Between this site and my podcasting on The Body Count, I’ve made no secret of my love affair with The Walking Dead comics. As far as extended-run, non-super hero comics go, I think it is the best series of all time. The psychology, the pathos, the existentialism, and, to be sure, the action and gore, all put the series high up the ladder. In fact, I’d say that the first 60 issues are as good as any long story arc ever seen in the comic world. And now we are on the cusp of having all that goodness turned into a well-budgeted television series made by talented people who have kept creator Robert Kirkman close and involved. It should be a no-brainer that The Walking Dead on AMC will blow our socks off like a close-up shotgun blast, right? Not so fast. I can see a number of reasons that The Walking Dead could come and go quickly, and, unfortunately, some of the risks are related directly to what makes the comics so good in the first place.
- They will focus on all the wrong things: This is my number one concern. Television, like film, is a predominantly visual medium. The Walking Dead is loaded with visual elements that will pop on the small screen—scary imagery, a post-apocalyptic landscape populated by zombies, and gore by the bucket full. However, none of that is the meat of the comic. More than any other horror comic ever written, The Walking Dead is a character study. If the production spends too much time trying to dazzle us with shiny objects and too little time exploring the layered psychological elements that power the story, the show will only appeal to people fascinated by shiny objects. That isn’t The Walking Dead comic book readership and it isn’t the AMC viewer that comes for classic films or Mad Men and sticks around to see what this new show is all about.
- There will be too much gore: Seriously. When I heard about the project, my first thought was, “They can’t do that on television.” It turns out “they” can. The question is, should they? Kirkman has been quoted as saying that AMC hasn’t flipped out over any of the gore they have seen in the dailies, and it is generally accepted that it is going to be like nothing ever seen on free television. That’s good for me, and maybe for you, but it isn’t good for building an audience of housewives and soccer moms that will be needed to keep the ratings up. If the show is done right, the story and characters are compelling enough to hold the attention of the Mad Men fans or anyone else that stumbles upon it while channel surfing, but not if they are so disgusted by the gore that they don’t give it a shot after the first episode. I think the show would be better off if they gradually ramped up the gore over the first season.
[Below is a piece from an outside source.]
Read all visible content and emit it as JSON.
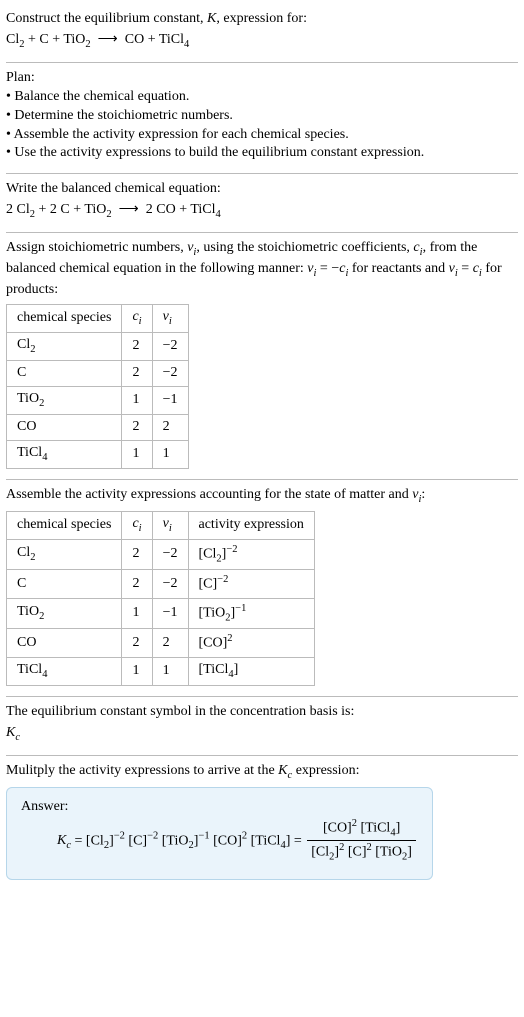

The truly iconic violent images from the series tend to be toward the end of story arcs, so that shouldn’t be a problem. If they come out with all guns blazing, it will please horror hounds, but it might backfire with the larger audience.
- The season will be too short to build an audience. Despite debuting right before Sweeps, The Walking Dead is basically the length of mid-season replacement series. This means that the show has very few episodes to expand the audience beyond the comic book and horror fans that will be with the show from day one. We know that a second season isn’t a given, and with just six episodes worth of material to put out there, will the general audience have time to discover the show?
- Horror is the red-headed stepchild of series television: This is the only reason my life in the current Nerdtopia isn’t perfect. Sure, we get adaptations of The Game of Thrones, The Watchmen, The Walking Dead; we get great Batman and Spider-man movies (nuh-nuh-nuh-spider-man 3-I can’t hear you-nuh-nuh). Indy comics are hitting the big screen in uncompromised glory (even if no one is actually watching them). It is a great time to be a nerd, but, alas, not so much for the horror nerd—at least not on television. The last horror series to be a hit on network television was…wait, there has never been a hit horror series on network television. Buffy was a critical hit and had a great seven-year run, but it faced cancellation at the end of nearly every season. Supernatural has experienced a similar fate though with lower highs and higher lows. The only time we have seen any real success is with a horror/sci-fi blend: X-files, V, Fringe. There have been a number of good series, just not many successful ones. “Why” is a topic for another post, but I wonder if there are enough fans of the genre to make a horror show a hit, especially when the show is epic and expensive and really needs to be a hit, not just a moderate success.
Two Reasons Not to Worry About the Above and (Why We Expect The Walking Dead to be a Huge Hit)
- The source material kicks all kinds of ass: As I said in the intro, The Walking Dead is as good as it gets in the comic book world, in the horror world, in the writing world. If the team stays on target and puts the best elements of the comic on the screen, the show will find an audience. There is probably a great play on “the cream always rises to the top” idiom using blood or brains or something to use here, but I can’t come up with it.
- They are keeping Kirkman close: All reports are that Robert Kirkman has been involved creatively in nearly every facet of the show. No one knows better than him what makes The Walking Dead great, and his involvement should be the gris-gris that keeps the evil spirits away.
We won’t have to wait long to see which of the above scenarios plays out. The counter on the web site tells me we have only ten days and a few odd hours to wait. Personally, I’m an optimist. I always see the zombie as half dead. The worst-case scenario: we have a great Season One box set to slide in beside Firefly on the bookshelf.